Septic inspections are a critical part of any home purchase, sale, or refinance in our area. A failing or even illegal system can cost the new homeowner tens of thousands dollars in repairs. We work with homeowners and realtors to make sure the septic system is properly inspected to help ensure your home sale goes smoothly.
When faced with the prospect of a septic inspection, many of our customers have similar questions. We hope this guide will answer a few of the more common questions.
What is a septic inspection, and why does it matter to my home sale
Simply put, a septic inspection is an evaluation of the home's waste water disposal system to ensure it is functioning properly, and complies with the relevant county building codes.
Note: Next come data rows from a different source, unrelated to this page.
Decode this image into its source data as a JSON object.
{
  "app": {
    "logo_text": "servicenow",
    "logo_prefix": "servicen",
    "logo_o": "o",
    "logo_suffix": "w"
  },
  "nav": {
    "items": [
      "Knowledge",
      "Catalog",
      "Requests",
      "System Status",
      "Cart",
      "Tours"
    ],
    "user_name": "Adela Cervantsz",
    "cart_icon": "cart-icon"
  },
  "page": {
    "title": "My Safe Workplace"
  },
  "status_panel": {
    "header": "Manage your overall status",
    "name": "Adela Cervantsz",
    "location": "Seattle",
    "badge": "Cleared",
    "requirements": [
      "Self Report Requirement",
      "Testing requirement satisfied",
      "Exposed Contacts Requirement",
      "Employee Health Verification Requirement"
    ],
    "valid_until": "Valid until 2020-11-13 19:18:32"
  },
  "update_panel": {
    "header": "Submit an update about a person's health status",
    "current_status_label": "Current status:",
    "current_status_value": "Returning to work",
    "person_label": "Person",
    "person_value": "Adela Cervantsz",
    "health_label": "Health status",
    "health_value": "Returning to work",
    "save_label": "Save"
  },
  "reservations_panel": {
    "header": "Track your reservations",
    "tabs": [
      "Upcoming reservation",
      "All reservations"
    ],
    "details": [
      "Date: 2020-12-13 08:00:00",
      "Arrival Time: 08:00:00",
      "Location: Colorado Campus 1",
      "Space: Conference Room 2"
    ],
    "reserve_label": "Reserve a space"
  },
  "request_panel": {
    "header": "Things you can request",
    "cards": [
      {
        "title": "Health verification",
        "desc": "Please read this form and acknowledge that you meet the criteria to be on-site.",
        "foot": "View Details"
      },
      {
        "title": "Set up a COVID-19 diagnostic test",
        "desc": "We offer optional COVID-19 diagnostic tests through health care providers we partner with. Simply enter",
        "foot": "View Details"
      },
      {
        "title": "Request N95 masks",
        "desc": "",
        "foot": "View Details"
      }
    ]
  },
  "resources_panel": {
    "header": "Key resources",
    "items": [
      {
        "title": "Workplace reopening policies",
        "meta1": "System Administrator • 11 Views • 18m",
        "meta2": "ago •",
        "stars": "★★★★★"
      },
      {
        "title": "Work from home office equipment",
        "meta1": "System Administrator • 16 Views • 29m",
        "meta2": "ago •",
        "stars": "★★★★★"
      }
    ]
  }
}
A septic tank and leach field can degrade over time, and a septic system may have been installed without meeting the proper building codes, especially in older homes and more rural areas. A failing or illegal system can cause a nightmare for a new homeowner, and potential litigation for the seller and real estate agent. The seller may not even know that their system is failing, or installed improperly.
Who performs a Septic Inspection? Who do I call?
Most licensed septic pumpers can do a Septic Inspection, unless the Septic Inspection is requested for a government loan. With a government loan (ie: Cal-Vet, VA, FHA), the County Health Department or a licensed sanitarian is also needed to sign off Septic Inspections. So depending on who is requiring the inspection, it may vary on who to actually call for your Septic Inspection. So check with your loan officer or bank as to whether a sanitarian is needed or not.
For the inspection itself, what do you do and why?
We have conducted thousands of septic inspection over the years. These are the typical steps for most inspections:
- If needed we will locate the septic tank location, and dig down to uncover the tank lids.
- We then note what the septic tank and lids are constructed of to determine the quality and durability of the tank and lids.
- A check the water level in the tank is made to determine possible leach field problems. This would be indicated by a water level higher than the outlet pipe or evidence of seepage into the soil through the lids of the tank. If the water level is low in the septic then it could be evidence of a seam leaking septage out of the tank.
- We then check around the leach field area, if known, to determine possible problems indicated by seepage in the soil, odor, or any other problem that could be attributed to the leach field.
- The condition of the Inlet and Outlet Tees are examined to determine possible problems such as missing, broken, a stoppage, roots or anything else that could cause a potential issue.
- We then pump out both compartments of the septic tank, and measure the tank to determine size and gallons pumped.
- If water is available the tank is washed out so a check can be made for any structural problems, cracks, roots, ect.
- We will determine the condition of the tank's baffle and what material it is constructed made from.
- If possible, we will request for the owner or tenant to flush the toilet so we can make sure the main septic line is free-flowing between the house and the septic tank.
- Notes are made of any repairs that are needed to bring the system up to current county codes, and we make any recommendations and/or comments to insure that the system will be in good working order.
- If there are any problems with the system we then contact the necessary parties (homeowner, real estate agent, etc.) to explain and/or show them of the issues discovered.
- If no problems are discovered during the inspection, and after all of the inspected items are noted, we will then re-cover the tank lids
What is required in a Septic Inspection?
The following information will be included in a Septic Inspection.
- Owners Name
- Owners Address
- Address of the Septic Tank
- Assessors Parcel Number
- Septic Tank Capacity
- Date and Quantity of Pumping (Both compartments)
- If Tank has not been Pumped Within Three Years, it must be pumped as part of the inspection
- Condition and Construction Material of the Septic and Lids/Cover
- Condition of the Inlet & Outlet T
- Condition and Construction Material of the Baffle and Baffle Vent Space
- List any Repairs Performed to any Part of the Sewage System
- List any Abnormalities Observed in or Around the Septic System (Septic Tank Overfull, Missing Structural Items, Wet Spots, Etc.)